Original in Spanish here. This translation was largely done by reader Maria Villa, with slight modifications were made by me dependent on my own interpretation of the text.
Thanks to Maria, here is the information for where you can find the Spanish original in hard copy:
Julio Cortázar, Último round (Tomo II), Siglo XXI, Madrid, 2009 (1969), pp. 222-224.
More about stairs by Julio Cortázar
Somewhere in the bibliography of which I have no desire to call to mind, it was explained that there are stairs for climbing as well of stairs for going down. What was not mentioned then, however, is that there might also be stairs for going backwards.

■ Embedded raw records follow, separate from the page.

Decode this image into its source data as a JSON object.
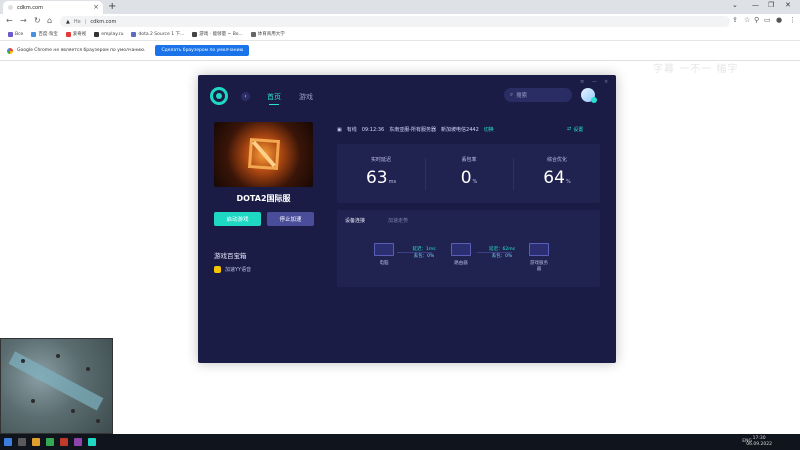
{
  "browser": {
    "tab_title": "cdkm.com",
    "url_prefix": "Не",
    "url": "cdkm.com",
    "bookmarks": [
      {
        "label": "Все",
        "color": "#6a5acd"
      },
      {
        "label": "百度·淘宝",
        "color": "#4a90e2"
      },
      {
        "label": "爱奇视",
        "color": "#e53935"
      },
      {
        "label": "emplay.ru",
        "color": "#333333"
      },
      {
        "label": "dota 2 Source 1 下...",
        "color": "#5c6bc0"
      },
      {
        "label": "游戏 · 能够量 ~ Bo...",
        "color": "#444444"
      },
      {
        "label": "体育商用大学",
        "color": "#666666"
      }
    ],
    "infobar_text": "Google Chrome не является браузером по умолчанию.",
    "infobar_button": "Сделать браузером по умолчанию"
  },
  "app": {
    "nav_home": "首页",
    "nav_games": "游戏",
    "search_placeholder": "搜索",
    "game_title": "DOTA2国际服",
    "start_button": "启动游戏",
    "stop_button": "停止加速",
    "toolbox_title": "游戏百宝箱",
    "toolbox_item": "加速YY语音",
    "status": {
      "state": "有线",
      "time": "09:12:36",
      "server": "东南亚服-所有服务器",
      "node": "新加坡电信2442",
      "switch": "切换"
    },
    "settings": "设置",
    "stats": [
      {
        "label": "实时延迟",
        "value": "63",
        "unit": "ms"
      },
      {
        "label": "丢包率",
        "value": "0",
        "unit": "%"
      },
      {
        "label": "综合优化",
        "value": "64",
        "unit": "%"
      }
    ],
    "route_tabs": [
      "设备连接",
      "加速走势"
    ],
    "route_nodes": [
      "电脑",
      "路由器",
      "游戏服务器"
    ],
    "route_links": [
      {
        "latency": "延迟：1ms",
        "loss": "丢包：0%"
      },
      {
        "latency": "延迟：62ms",
        "loss": "丢包：0%"
      }
    ]
  },
  "desktop": {
    "ghost_text": "字幕 一不一 幅字",
    "lang": "ENG",
    "time": "17:30",
    "date": "06.09.2022"
  },
  "colors": {
    "app_bg": "#1a1c46",
    "accent": "#1ed8c4",
    "panel": "#20234f"
  }
}
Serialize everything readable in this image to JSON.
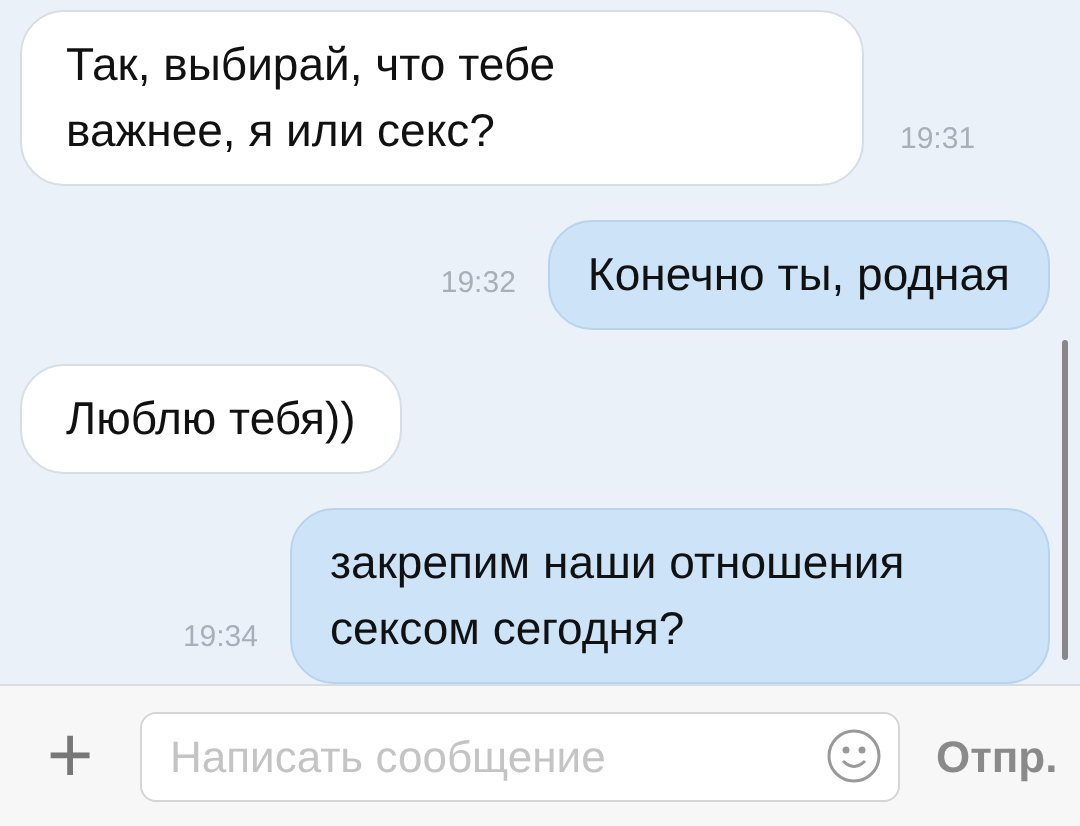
{
  "messages": [
    {
      "kind": "incoming",
      "lines": [
        "Так, выбирай, что тебе",
        "важнее, я или секс?"
      ],
      "time": "19:31"
    },
    {
      "kind": "outgoing",
      "lines": [
        "Конечно ты, родная"
      ],
      "time": "19:32"
    },
    {
      "kind": "incoming",
      "lines": [
        "Люблю тебя))"
      ]
    },
    {
      "kind": "outgoing",
      "lines": [
        "закрепим наши отношения",
        "сексом сегодня?"
      ],
      "time": "19:34"
    }
  ],
  "composer": {
    "add": "+",
    "placeholder": "Написать сообщение",
    "send": "Отпр."
  }
}
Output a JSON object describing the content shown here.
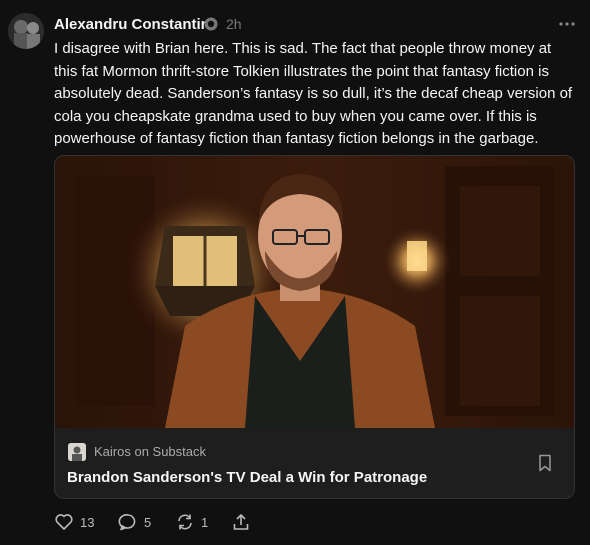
{
  "post": {
    "author": "Alexandru Constantin",
    "time": "2h",
    "text": "I disagree with Brian here. This is sad. The fact that people throw money at this fat Mormon thrift-store Tolkien illustrates the point that fantasy fiction is absolutely dead. Sanderson’s fantasy is so dull, it’s the decaf cheap version of cola you cheapskate grandma used to buy when you came over. If this is powerhouse of fantasy fiction than fantasy fiction belongs in the garbage."
  },
  "link_card": {
    "source": "Kairos on Substack",
    "title": "Brandon Sanderson's TV Deal a Win for Patronage"
  },
  "actions": {
    "likes": "13",
    "replies": "5",
    "reposts": "1"
  },
  "icons": {
    "verified": "verified-badge-icon",
    "more": "more-options-icon",
    "like": "heart-icon",
    "reply": "comment-icon",
    "repost": "repost-icon",
    "share": "share-icon",
    "bookmark": "bookmark-icon"
  },
  "colors": {
    "background": "#101010",
    "text": "#f3f5f7",
    "muted": "#777777",
    "card_footer": "#1e1e1e"
  }
}
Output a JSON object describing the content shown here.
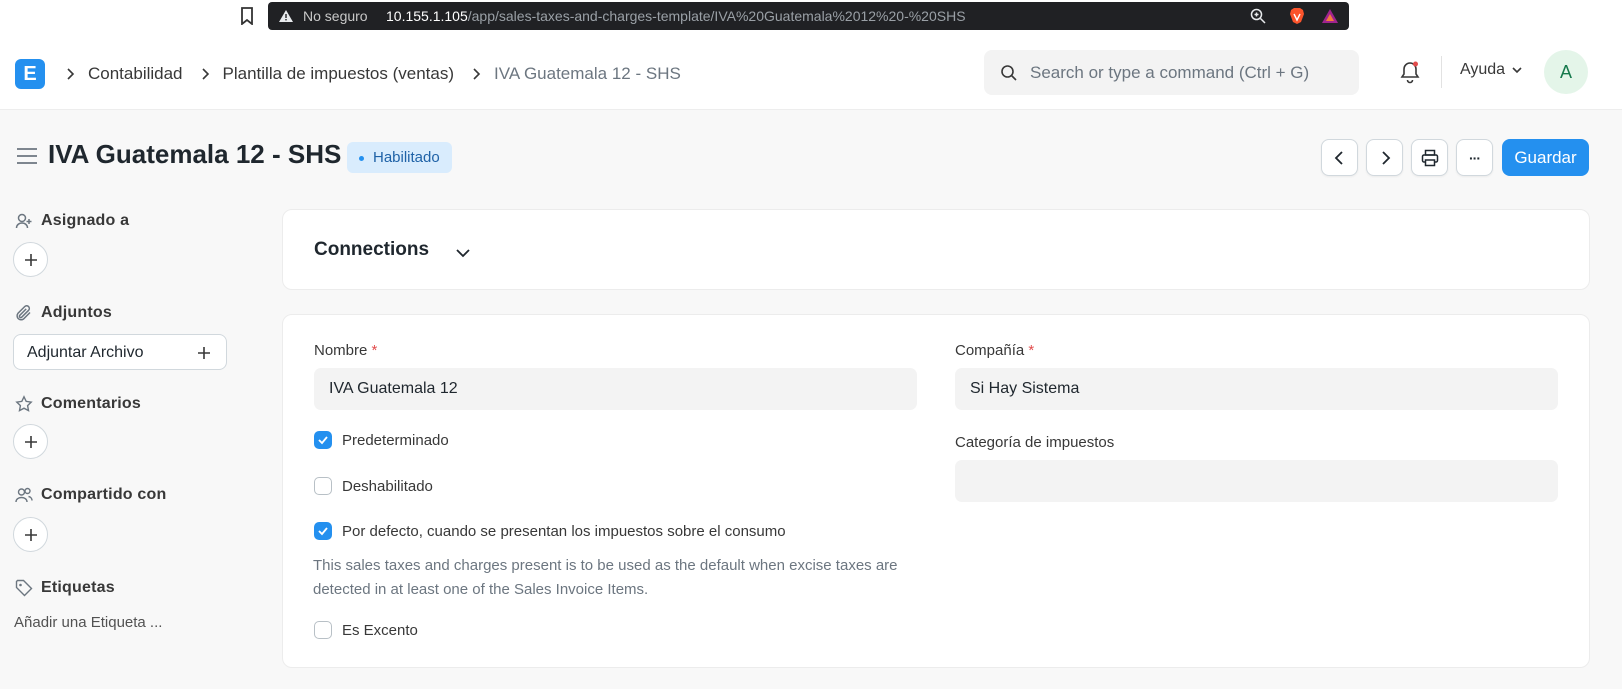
{
  "browser": {
    "security_label": "No seguro",
    "url_host": "10.155.1.105",
    "url_path": "/app/sales-taxes-and-charges-template/IVA%20Guatemala%2012%20-%20SHS"
  },
  "navbar": {
    "logo_letter": "E",
    "breadcrumbs": [
      "Contabilidad",
      "Plantilla de impuestos (ventas)",
      "IVA Guatemala 12 - SHS"
    ],
    "search_placeholder": "Search or type a command (Ctrl + G)",
    "help_label": "Ayuda",
    "avatar_initial": "A"
  },
  "page": {
    "title": "IVA Guatemala 12 - SHS",
    "status_badge": "Habilitado",
    "save_label": "Guardar",
    "more_label": "···"
  },
  "sidebar": {
    "assigned_label": "Asignado a",
    "attachments_label": "Adjuntos",
    "attach_button": "Adjuntar Archivo",
    "comments_label": "Comentarios",
    "shared_label": "Compartido con",
    "tags_label": "Etiquetas",
    "add_tag": "Añadir una Etiqueta ..."
  },
  "connections": {
    "title": "Connections"
  },
  "form": {
    "name_label": "Nombre",
    "name_value": "IVA Guatemala 12",
    "company_label": "Compañía",
    "company_value": "Si Hay Sistema",
    "tax_category_label": "Categoría de impuestos",
    "tax_category_value": "",
    "required_mark": "*",
    "checkboxes": [
      {
        "label": "Predeterminado",
        "checked": true
      },
      {
        "label": "Deshabilitado",
        "checked": false
      },
      {
        "label": "Por defecto, cuando se presentan los impuestos sobre el consumo",
        "checked": true
      },
      {
        "label": "Es Excento",
        "checked": false
      }
    ],
    "excise_description": "This sales taxes and charges present is to be used as the default when excise taxes are detected in at least one of the Sales Invoice Items."
  },
  "colors": {
    "primary": "#2490ef",
    "badge_bg": "#d9ecfd",
    "badge_text": "#1f62a7"
  }
}
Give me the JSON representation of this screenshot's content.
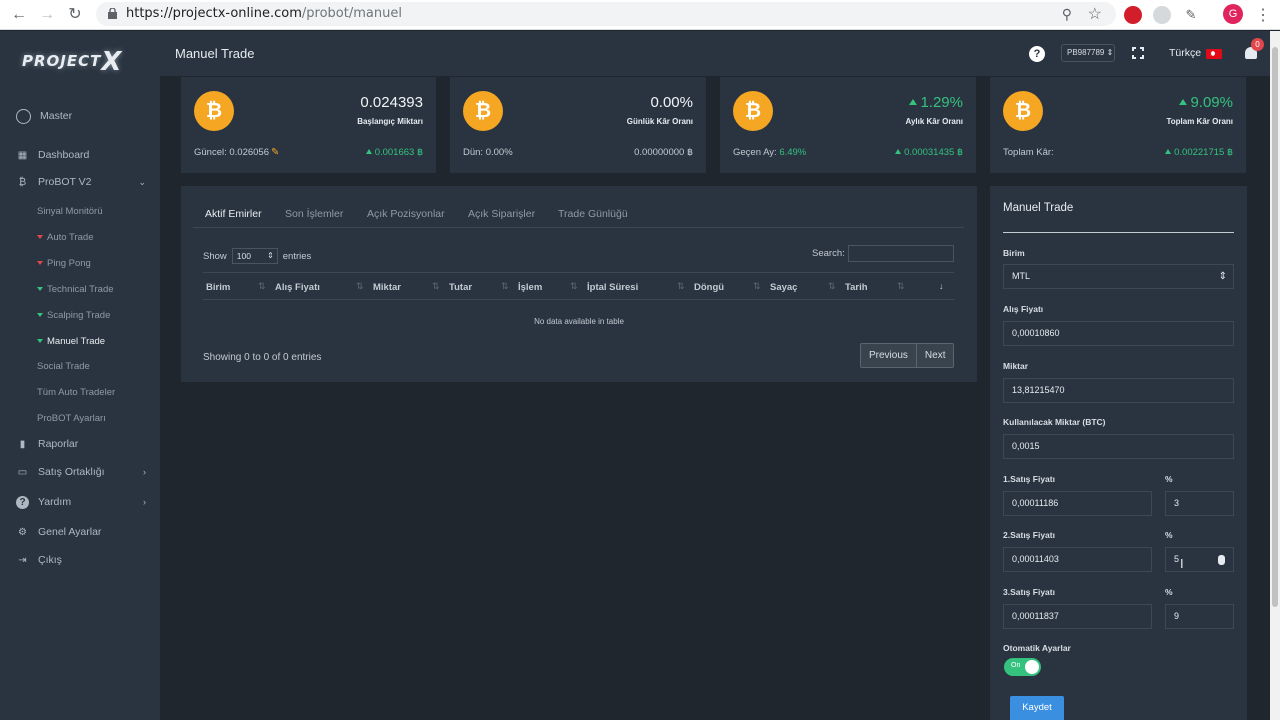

Users of these practical artifacts will understand without excessive effort that any stair might go backwards if you ascend giving your back to it, but, in any case, what’s at stake here is the result of such an unheard of process. You may do a test with any external stair —once you overcome the initial feeling of unease, or even vertigo, you will discover in each footstep a new field that not only belongs to the one of the previous step, but also corrects, criticizes and broadens it. Consider how just shortly before that, the last time you have climbed up that same stair in the usual manner, all this background world was abolished by the stairway itself and its hypnotic succession of steps; in contrast, climbing backwards would be enough, so that a horizon limited at first by the garden wall now jump to the small field of Peñaloza, encompassing then the Turkish lady’s mill, explode in the poplars of the cemetery, and with a bit of luck, arrive at the actual horizon, the one defined for us by our third-grade teacher. And the sky, the clouds? Count them when you are at the peak, drink the sky that falls upon your face as if through a gigantic funnel. Maybe later, when you turn on your feet and enter the upper floor of the house to your domestic and everyday life, you will learn that there also you should have looked at many things in that way, that also in a mouth, in love, in a novel, you should have walked up backwards. But be careful, it is easy to trip and fall; there are things that would only turn visible to you as you climb up backwards, and others that won’t give in, afraid of that ascension that forces them to undress to such extent; obstinate in their own level and in their mask, they cruelly take revenge of those who walk up backwards to see the world in a different perspective, the little field of Peñaloza or the poplars in the cemetery. Be careful with that chair; be careful with that woman.